[Data excerpts — start]
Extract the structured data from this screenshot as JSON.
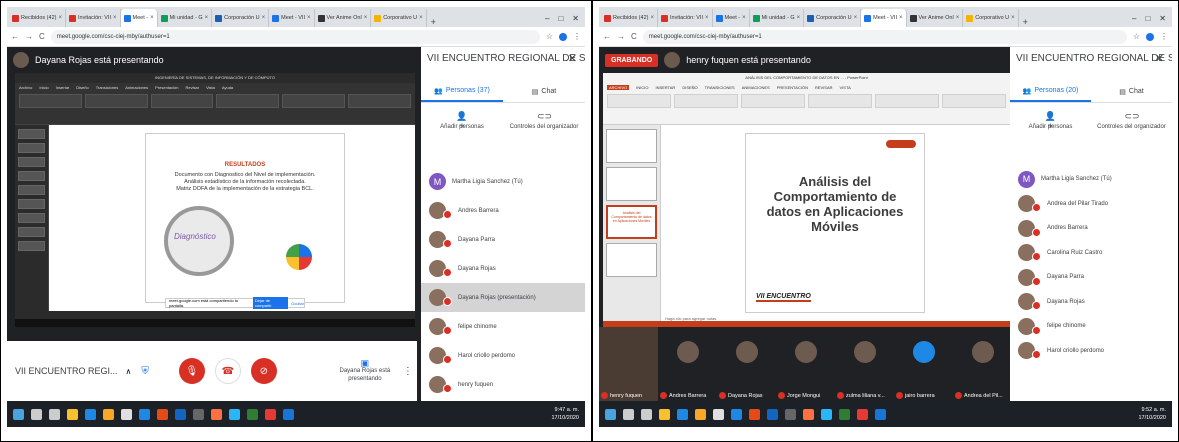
{
  "left": {
    "tabs": [
      {
        "label": "Recibidos (42)",
        "color": "#d93025"
      },
      {
        "label": "Invitación: VII",
        "color": "#d93025"
      },
      {
        "label": "Meet - ",
        "color": "#1a73e8",
        "active": true
      },
      {
        "label": "Mi unidad - G",
        "color": "#0f9d58"
      },
      {
        "label": "Corporación U",
        "color": "#1a5fb4"
      },
      {
        "label": "Meet - VII",
        "color": "#1a73e8"
      },
      {
        "label": "Ver Anime Onl",
        "color": "#333333"
      },
      {
        "label": "Corporativo U",
        "color": "#f4b400"
      }
    ],
    "url": "meet.google.com/csc-ciej-mby/authuser=1",
    "presenter_banner": "Dayana Rojas está presentando",
    "ppt_title": "INGENIERÍA DE SISTEMAS, DE INFORMACIÓN Y DE CÓMPUTO",
    "slide_title": "RESULTADOS",
    "slide_lines": [
      "Documento con Diagnostico del Nivel de implementación.",
      "Análisis estadístico de la información recolectada.",
      "Matriz DOFA de la implementación de la estrategia BCL."
    ],
    "diag_word": "Diagnóstico",
    "share_notice": "meet.google.com está compartiendo tu pantalla.",
    "share_stop": "Dejar de compartir",
    "share_hide": "Ocultar",
    "meeting_name": "VII ENCUENTRO REGI...",
    "present_label": "Dayana Rojas está presentando",
    "side_title": "VII ENCUENTRO REGIONAL DE S...",
    "people_tab": "Personas (37)",
    "chat_tab": "Chat",
    "add_people": "Añadir personas",
    "host_controls": "Controles del organizador",
    "participants": [
      "Martha Ligia Sanchez (Tú)",
      "Andres Barrera",
      "Dayana Parra",
      "Dayana Rojas",
      "Dayana Rojas (presentación)",
      "felipe chinome",
      "Harol criollo perdomo",
      "henry fuquen"
    ],
    "time": "9:47 a. m.",
    "date": "17/10/2020",
    "lang": "ESP"
  },
  "right": {
    "tabs": [
      {
        "label": "Recibidos (42)",
        "color": "#d93025"
      },
      {
        "label": "Invitación: VII",
        "color": "#d93025"
      },
      {
        "label": "Meet - ",
        "color": "#1a73e8"
      },
      {
        "label": "Mi unidad - G",
        "color": "#0f9d58"
      },
      {
        "label": "Corporación U",
        "color": "#1a5fb4"
      },
      {
        "label": "Meet - VII",
        "color": "#1a73e8",
        "active": true
      },
      {
        "label": "Ver Anime Onl",
        "color": "#333333"
      },
      {
        "label": "Corporativo U",
        "color": "#f4b400"
      }
    ],
    "url": "meet.google.com/csc-ciej-mby/authuser=1",
    "recording": "GRABANDO",
    "presenter_banner": "henry fuquen está presentando",
    "ppt_title": "ANÁLISIS DEL COMPORTAMIENTO DE DATOS EN ... - PowerPoint",
    "slide_title": "Análisis del Comportamiento de datos en Aplicaciones Móviles",
    "thumb_text": "Análisis del Comportamiento de datos en Aplicaciones Móviles",
    "notes_hint": "Haga clic para agregar notas",
    "event_logo": "VII ENCUENTRO",
    "side_title": "VII ENCUENTRO REGIONAL DE S...",
    "people_tab": "Personas (20)",
    "chat_tab": "Chat",
    "add_people": "Añadir personas",
    "host_controls": "Controles del organizador",
    "participants": [
      "Martha Ligia Sanchez (Tú)",
      "Andrea del Pilar Tirado",
      "Andres Barrera",
      "Carolina Ruiz Castro",
      "Dayana Parra",
      "Dayana Rojas",
      "felipe chinome",
      "Harol criollo perdomo"
    ],
    "video_tiles": [
      "henry fuquen",
      "Andres Barrera",
      "Dayana Rojas",
      "Jorge Mongui",
      "zulma liliana v...",
      "jairo barrera",
      "Andrea del Pil..."
    ],
    "time": "9:52 a. m.",
    "date": "17/10/2020",
    "lang": "ESP"
  }
}
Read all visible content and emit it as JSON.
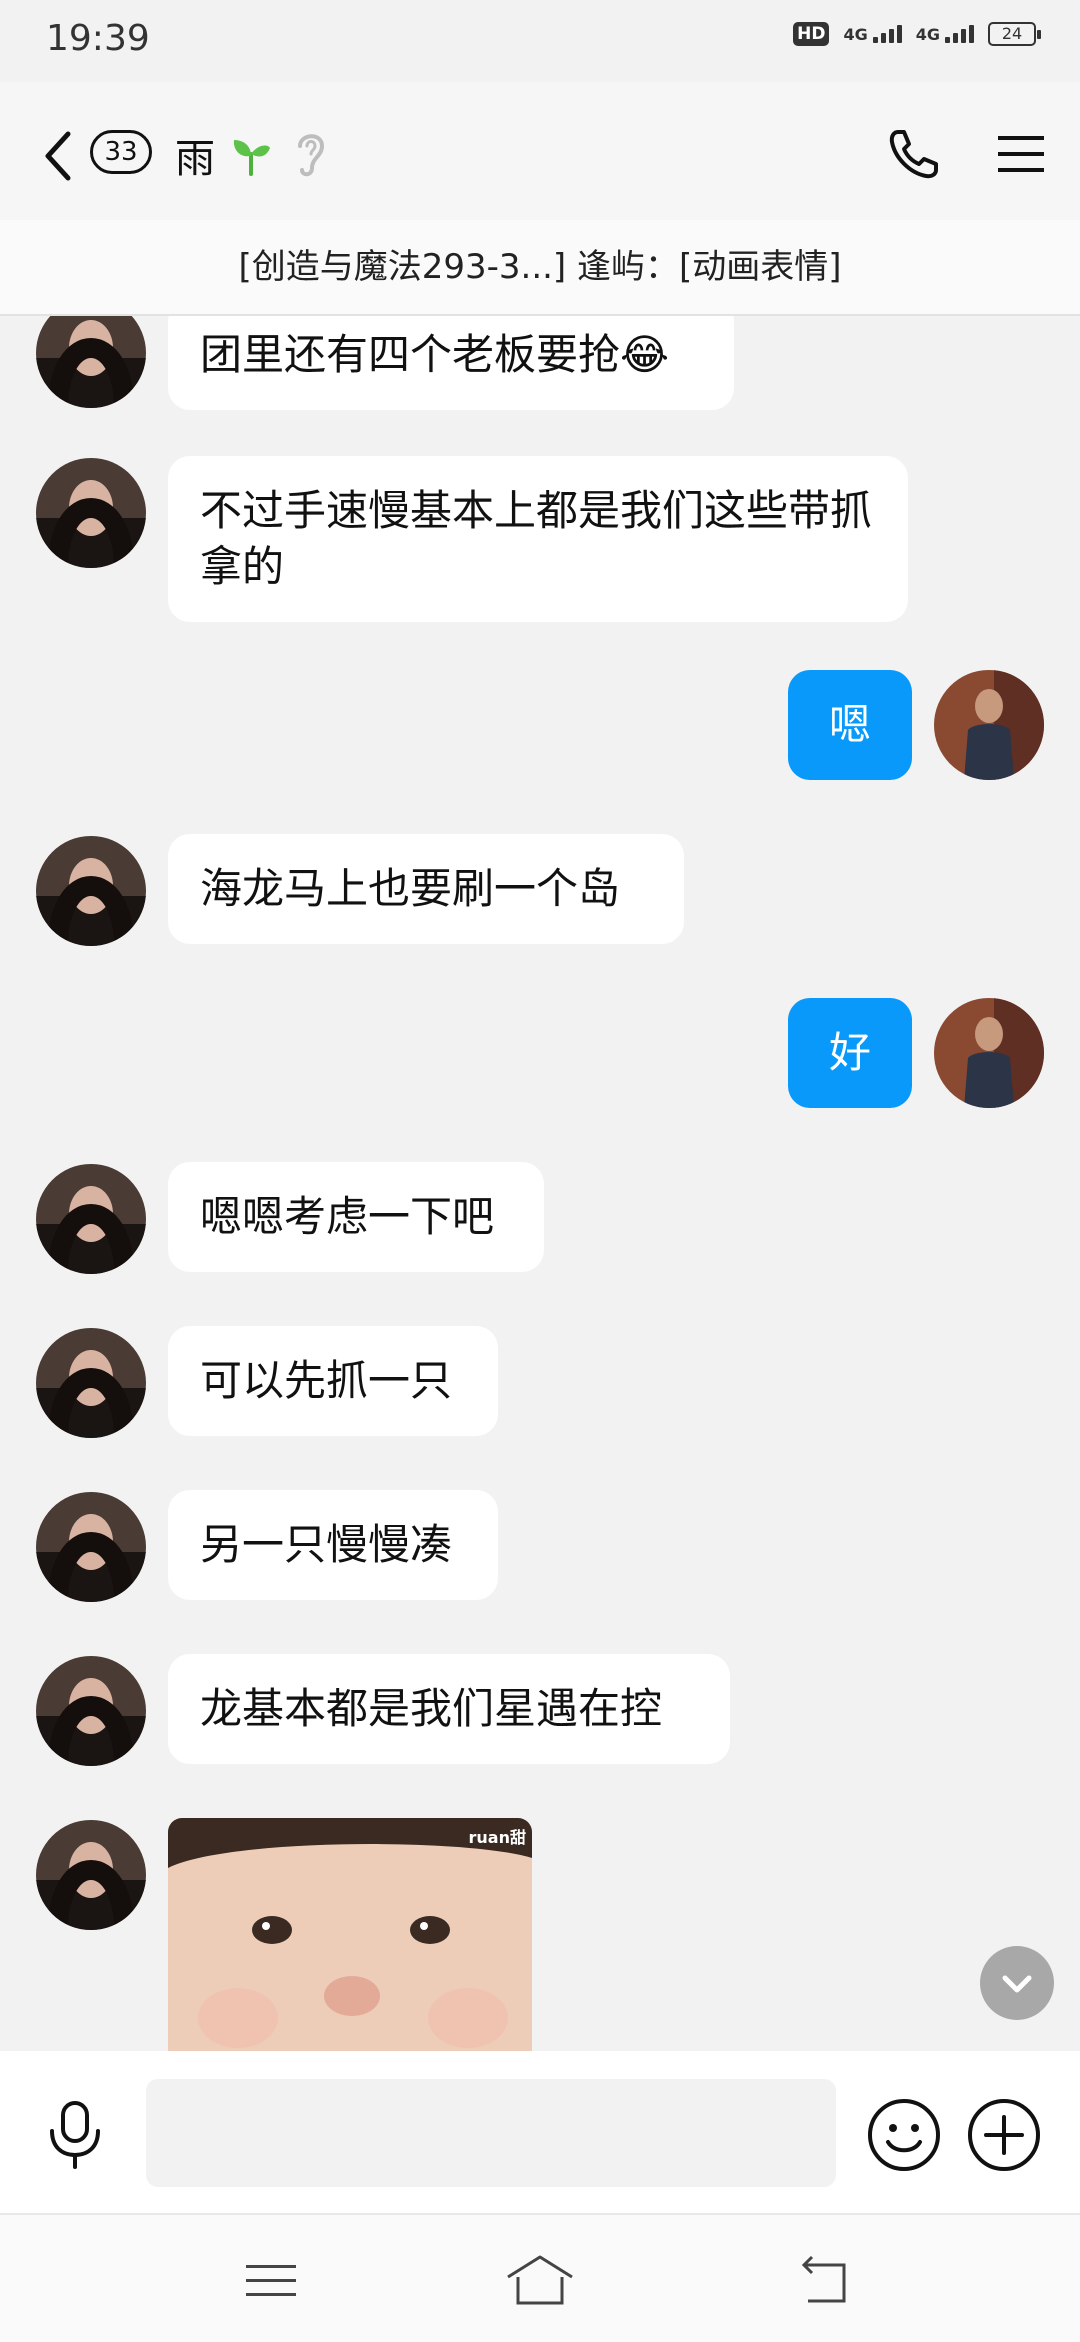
{
  "status_bar": {
    "time": "19:39",
    "hd_label": "HD",
    "network_1": "4G",
    "network_2": "4G",
    "battery": "24"
  },
  "header": {
    "unread_count": "33",
    "title": "雨"
  },
  "notice": {
    "text": "[创造与魔法293-3...] 逢屿：[动画表情]"
  },
  "messages": [
    {
      "side": "in",
      "text": "团里还有四个老板要抢😂"
    },
    {
      "side": "in",
      "text": "不过手速慢基本上都是我们这些带抓拿的"
    },
    {
      "side": "out",
      "text": "嗯"
    },
    {
      "side": "in",
      "text": "海龙马上也要刷一个岛"
    },
    {
      "side": "out",
      "text": "好"
    },
    {
      "side": "in",
      "text": "嗯嗯考虑一下吧"
    },
    {
      "side": "in",
      "text": "可以先抓一只"
    },
    {
      "side": "in",
      "text": "另一只慢慢凑"
    },
    {
      "side": "in",
      "text": "龙基本都是我们星遇在控"
    }
  ],
  "sticker": {
    "watermark": "ruan甜"
  },
  "input": {
    "value": "",
    "placeholder": ""
  },
  "colors": {
    "accent_bubble": "#0899fb",
    "background": "#f2f2f2",
    "incoming_bubble": "#ffffff"
  },
  "icons": [
    "back-icon",
    "sprout-icon",
    "ear-icon",
    "phone-icon",
    "menu-icon",
    "mic-icon",
    "emoji-icon",
    "plus-icon",
    "chevron-down-icon",
    "nav-menu-icon",
    "nav-home-icon",
    "nav-back-icon"
  ]
}
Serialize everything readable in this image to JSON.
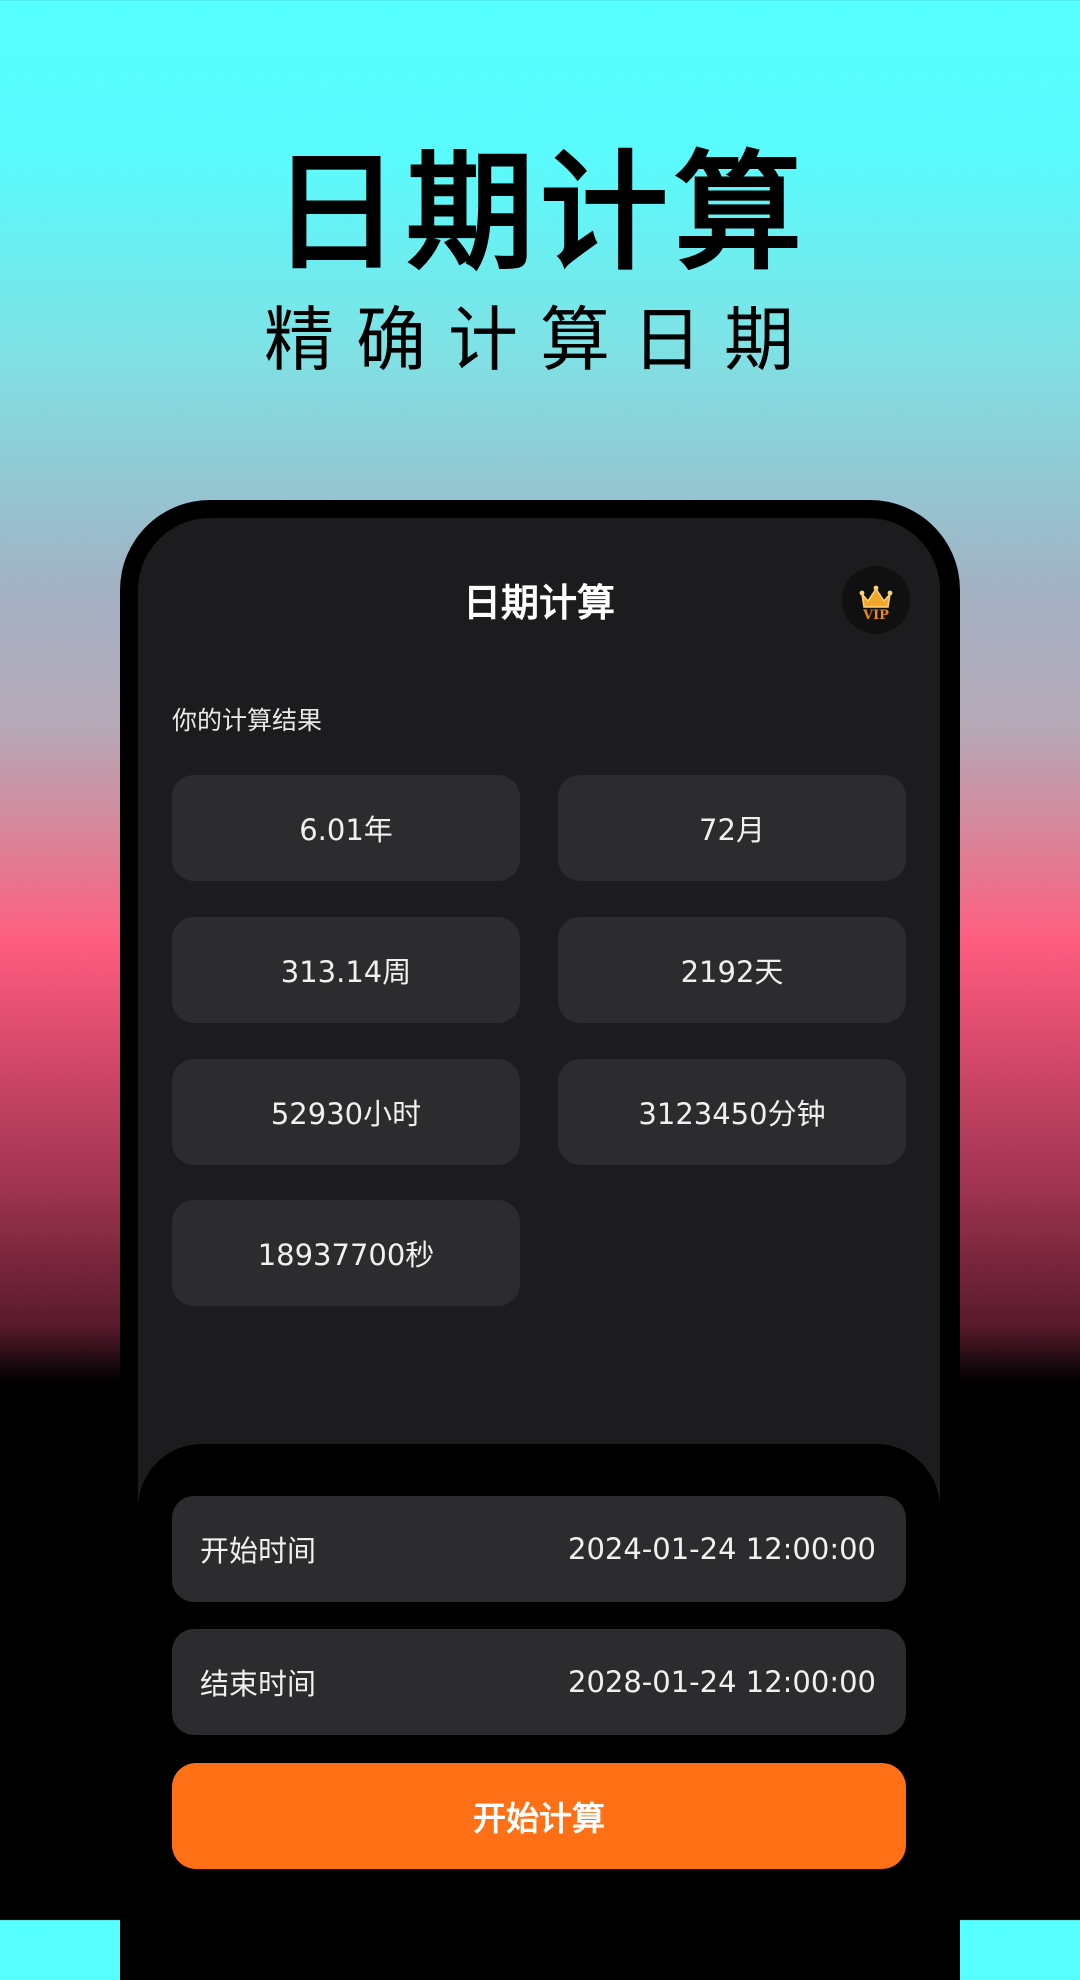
{
  "hero": {
    "title": "日期计算",
    "subtitle": "精确计算日期"
  },
  "app": {
    "title": "日期计算",
    "vip_badge": {
      "icon": "vip-crown-icon",
      "text": "VIP",
      "colors": {
        "gold": "#f4a62a",
        "dark": "#101010"
      }
    }
  },
  "results": {
    "label": "你的计算结果",
    "items": [
      {
        "value": "6.01年"
      },
      {
        "value": "72月"
      },
      {
        "value": "313.14周"
      },
      {
        "value": "2192天"
      },
      {
        "value": "52930小时"
      },
      {
        "value": "3123450分钟"
      },
      {
        "value": "18937700秒"
      }
    ]
  },
  "form": {
    "start": {
      "label": "开始时间",
      "value": "2024-01-24 12:00:00"
    },
    "end": {
      "label": "结束时间",
      "value": "2028-01-24 12:00:00"
    },
    "submit_label": "开始计算"
  },
  "colors": {
    "accent": "#ff6f15",
    "card": "#2c2c2e",
    "screen": "#1c1c1e"
  }
}
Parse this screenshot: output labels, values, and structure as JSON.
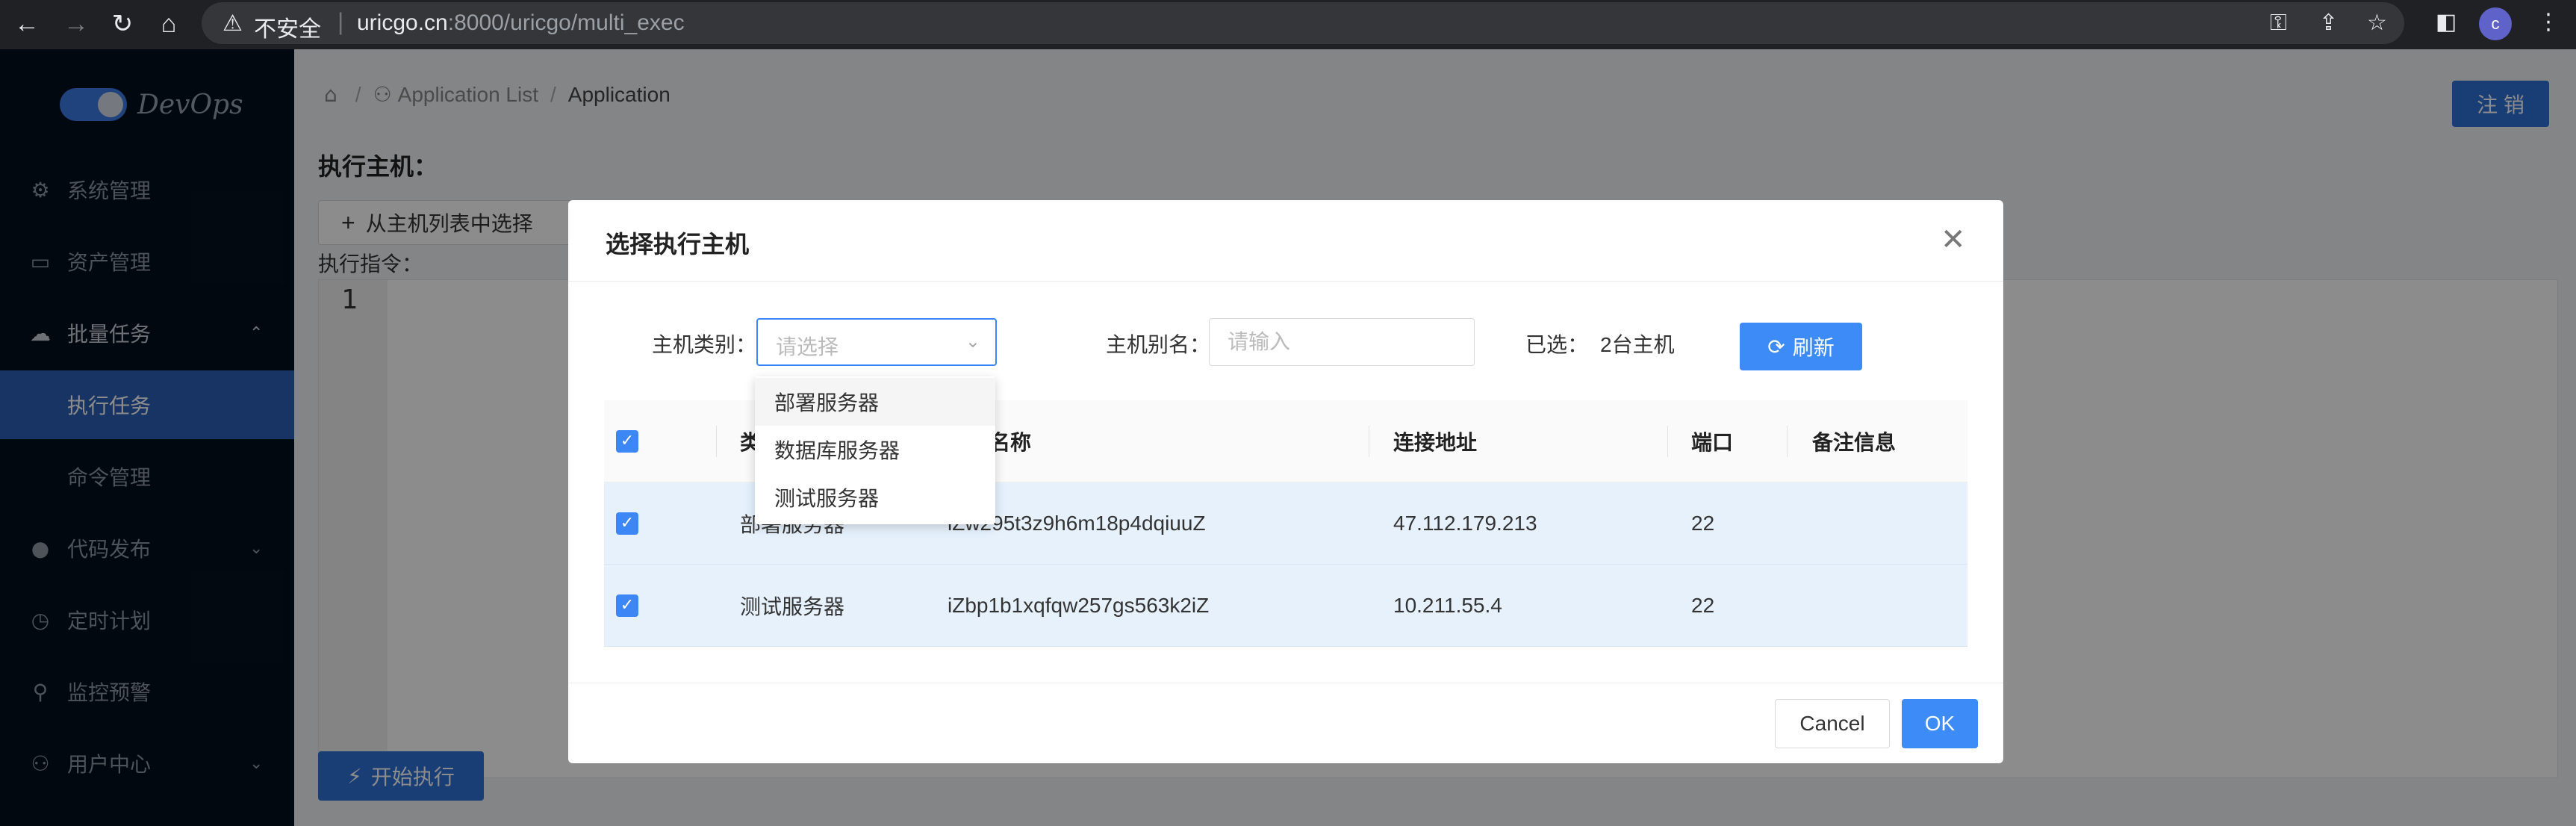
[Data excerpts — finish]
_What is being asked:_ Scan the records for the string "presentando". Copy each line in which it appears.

_Response:_
    "presenter_banner": "Dayana Rojas está presentando",
    "present_label": "Dayana Rojas está presentando",
    "presenter_banner": "henry fuquen está presentando",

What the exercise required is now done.